This post was originally published on this site

A complete redesign of the traditional swim fin.

Local father inadvertantly turns inventor after trying to help daughter with swmming. Launches his new product on Kickstarter

SASKATOON, SASKATCHEWAN, CANADA, August 24, 2017 / — Lee Price, originally from the Big River First Nation, lives with wife and children in Saskatoon where he works as a railway manager. Lee has recently developed a brand new swim fin that he has launched on Kickstarter. His product is called TailFins – Flippers Your Children Can Walk In.

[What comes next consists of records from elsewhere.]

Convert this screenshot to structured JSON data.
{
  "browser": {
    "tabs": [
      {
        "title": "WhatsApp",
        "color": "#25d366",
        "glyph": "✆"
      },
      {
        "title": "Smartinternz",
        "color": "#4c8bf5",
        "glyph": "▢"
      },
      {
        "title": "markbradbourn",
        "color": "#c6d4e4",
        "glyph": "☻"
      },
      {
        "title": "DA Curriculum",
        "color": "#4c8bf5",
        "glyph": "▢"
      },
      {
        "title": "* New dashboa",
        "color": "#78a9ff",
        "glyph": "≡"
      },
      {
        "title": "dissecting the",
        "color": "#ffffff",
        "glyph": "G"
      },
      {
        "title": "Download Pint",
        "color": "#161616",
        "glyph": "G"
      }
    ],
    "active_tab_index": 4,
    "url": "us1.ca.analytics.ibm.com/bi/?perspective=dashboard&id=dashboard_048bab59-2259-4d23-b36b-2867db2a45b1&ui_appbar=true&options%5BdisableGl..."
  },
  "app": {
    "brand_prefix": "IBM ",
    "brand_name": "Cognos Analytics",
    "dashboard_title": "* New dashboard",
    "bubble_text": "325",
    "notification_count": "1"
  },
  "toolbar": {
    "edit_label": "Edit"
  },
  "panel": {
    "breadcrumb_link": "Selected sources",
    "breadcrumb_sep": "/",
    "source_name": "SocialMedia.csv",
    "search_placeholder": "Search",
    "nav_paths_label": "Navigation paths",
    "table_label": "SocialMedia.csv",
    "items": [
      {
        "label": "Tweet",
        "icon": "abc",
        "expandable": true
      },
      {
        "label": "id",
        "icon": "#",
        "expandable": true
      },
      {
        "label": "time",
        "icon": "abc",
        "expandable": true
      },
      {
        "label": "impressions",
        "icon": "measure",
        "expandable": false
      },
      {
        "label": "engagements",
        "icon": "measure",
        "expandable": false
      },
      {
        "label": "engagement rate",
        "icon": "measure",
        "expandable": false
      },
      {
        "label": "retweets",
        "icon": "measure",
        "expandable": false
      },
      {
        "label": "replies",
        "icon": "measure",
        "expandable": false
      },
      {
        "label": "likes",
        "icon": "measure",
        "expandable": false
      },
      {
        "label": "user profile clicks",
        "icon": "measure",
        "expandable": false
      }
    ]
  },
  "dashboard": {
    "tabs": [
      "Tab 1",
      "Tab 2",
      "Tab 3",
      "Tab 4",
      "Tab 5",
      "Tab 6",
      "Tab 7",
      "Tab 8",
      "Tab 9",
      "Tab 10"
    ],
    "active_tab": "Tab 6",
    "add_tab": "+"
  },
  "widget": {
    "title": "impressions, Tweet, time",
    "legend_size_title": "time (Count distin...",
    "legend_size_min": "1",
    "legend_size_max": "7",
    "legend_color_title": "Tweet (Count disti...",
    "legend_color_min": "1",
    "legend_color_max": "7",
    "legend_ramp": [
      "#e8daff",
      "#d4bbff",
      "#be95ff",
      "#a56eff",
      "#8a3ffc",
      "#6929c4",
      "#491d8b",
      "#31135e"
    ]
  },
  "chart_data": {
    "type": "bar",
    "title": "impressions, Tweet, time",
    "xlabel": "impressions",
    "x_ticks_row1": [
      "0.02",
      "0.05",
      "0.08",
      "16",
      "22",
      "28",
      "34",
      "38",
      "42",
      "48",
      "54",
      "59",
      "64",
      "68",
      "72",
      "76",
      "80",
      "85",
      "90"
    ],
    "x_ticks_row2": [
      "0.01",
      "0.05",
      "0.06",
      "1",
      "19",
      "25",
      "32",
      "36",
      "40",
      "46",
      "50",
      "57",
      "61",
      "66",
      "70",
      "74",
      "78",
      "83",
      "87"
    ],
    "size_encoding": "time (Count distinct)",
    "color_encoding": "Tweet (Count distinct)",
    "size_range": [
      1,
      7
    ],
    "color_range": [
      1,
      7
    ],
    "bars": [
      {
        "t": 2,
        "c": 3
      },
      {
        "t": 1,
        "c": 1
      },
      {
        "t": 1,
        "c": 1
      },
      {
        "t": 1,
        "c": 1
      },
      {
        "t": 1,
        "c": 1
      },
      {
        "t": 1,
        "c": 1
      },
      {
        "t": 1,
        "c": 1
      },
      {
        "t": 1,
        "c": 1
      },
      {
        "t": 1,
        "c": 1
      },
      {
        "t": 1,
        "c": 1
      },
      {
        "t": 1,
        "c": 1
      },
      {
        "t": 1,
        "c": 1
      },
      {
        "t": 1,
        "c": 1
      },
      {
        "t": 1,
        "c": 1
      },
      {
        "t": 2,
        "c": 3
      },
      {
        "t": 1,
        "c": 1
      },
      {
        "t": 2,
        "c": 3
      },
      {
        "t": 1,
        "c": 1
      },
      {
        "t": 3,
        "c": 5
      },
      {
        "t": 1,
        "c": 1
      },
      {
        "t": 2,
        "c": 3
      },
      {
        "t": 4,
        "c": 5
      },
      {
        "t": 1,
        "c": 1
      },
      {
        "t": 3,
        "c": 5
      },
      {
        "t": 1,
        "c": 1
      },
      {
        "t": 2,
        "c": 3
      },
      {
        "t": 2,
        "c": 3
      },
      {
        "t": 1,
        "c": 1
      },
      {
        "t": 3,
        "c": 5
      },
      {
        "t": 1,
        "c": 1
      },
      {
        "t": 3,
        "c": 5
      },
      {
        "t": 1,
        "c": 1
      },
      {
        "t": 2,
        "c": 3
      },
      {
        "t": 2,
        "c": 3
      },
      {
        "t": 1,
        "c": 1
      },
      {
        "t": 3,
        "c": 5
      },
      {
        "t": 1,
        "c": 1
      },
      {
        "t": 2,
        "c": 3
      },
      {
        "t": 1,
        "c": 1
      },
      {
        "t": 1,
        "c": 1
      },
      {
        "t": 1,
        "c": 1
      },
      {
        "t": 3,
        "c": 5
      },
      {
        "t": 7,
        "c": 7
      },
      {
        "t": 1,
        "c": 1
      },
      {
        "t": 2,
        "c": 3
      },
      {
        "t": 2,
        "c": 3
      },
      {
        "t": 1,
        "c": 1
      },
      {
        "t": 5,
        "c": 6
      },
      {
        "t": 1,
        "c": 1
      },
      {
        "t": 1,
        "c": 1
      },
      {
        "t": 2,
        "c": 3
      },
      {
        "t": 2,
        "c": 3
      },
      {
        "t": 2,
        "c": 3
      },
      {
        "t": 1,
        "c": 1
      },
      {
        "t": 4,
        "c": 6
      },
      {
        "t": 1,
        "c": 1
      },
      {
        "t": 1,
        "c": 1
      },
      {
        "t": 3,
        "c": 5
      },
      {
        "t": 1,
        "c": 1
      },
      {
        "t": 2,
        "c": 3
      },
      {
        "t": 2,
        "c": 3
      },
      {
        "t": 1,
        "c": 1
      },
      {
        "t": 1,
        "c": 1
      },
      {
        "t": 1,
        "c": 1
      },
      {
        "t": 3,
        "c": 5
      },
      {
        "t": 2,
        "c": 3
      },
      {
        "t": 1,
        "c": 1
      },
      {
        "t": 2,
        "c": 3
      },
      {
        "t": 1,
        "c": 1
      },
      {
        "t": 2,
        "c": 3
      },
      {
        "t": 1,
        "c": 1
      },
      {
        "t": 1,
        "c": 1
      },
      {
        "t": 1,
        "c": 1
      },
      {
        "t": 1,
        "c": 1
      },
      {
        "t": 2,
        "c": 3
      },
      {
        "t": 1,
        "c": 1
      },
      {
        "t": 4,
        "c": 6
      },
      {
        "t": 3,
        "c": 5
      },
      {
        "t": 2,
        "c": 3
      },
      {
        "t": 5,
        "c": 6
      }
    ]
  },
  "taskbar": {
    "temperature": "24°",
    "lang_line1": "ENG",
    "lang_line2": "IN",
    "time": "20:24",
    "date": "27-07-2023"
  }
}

Necessity is the mother of innovation. Lee created TailFins for his ten-year-old daughter who had struggled with swimming for years. While she had benefited from using regular swim fins in the water, like many children her age, she was constantly in and out of the water, chasing and playing with her friends. It became clear that traditional fins would not be a practical solution because they couldn’t keep up her as she was in and out of the water and if she tried, she would only risk tripping and hurting herself.

So, he created TailFins. Its patent-pending design provides children the benefits of regular swim fins in the water and makes it possible for them safely walk and climb swim ladders; two things that traditional swim fins were not designed to do, until now.

He is trying to raise funds on Kickstarter for his new project by pre-selling his TailFins on the crowdsourcing website. The money is necessary to create the tools for the various sizes, as well as having inventory made.

“I hope other parents will see the benefits of a swim fin that, not only, helps their children swim but will be able to keep up with them while they’re in and out of the water,” said Lee. His Kickstarter campaign will run until September 19th.

Lee Price
TailFins Sporting Goods Inc
email us here

TailFins: Flippers Your Children Can Walk In

Recommended For You


About the Author: Joe Mollen

Joe Mollen s is the lead editor for Quebec Daily Examiner. He holds a B.A. in Psychology from the University of Toronto, and a Master of Science in Public Health (M.S.P.H.) from the School of Public Health, Department of Health Administration, at the University of North Carolina at Chapel Hill. John specializes in environmental health, but writes on a variety of issues.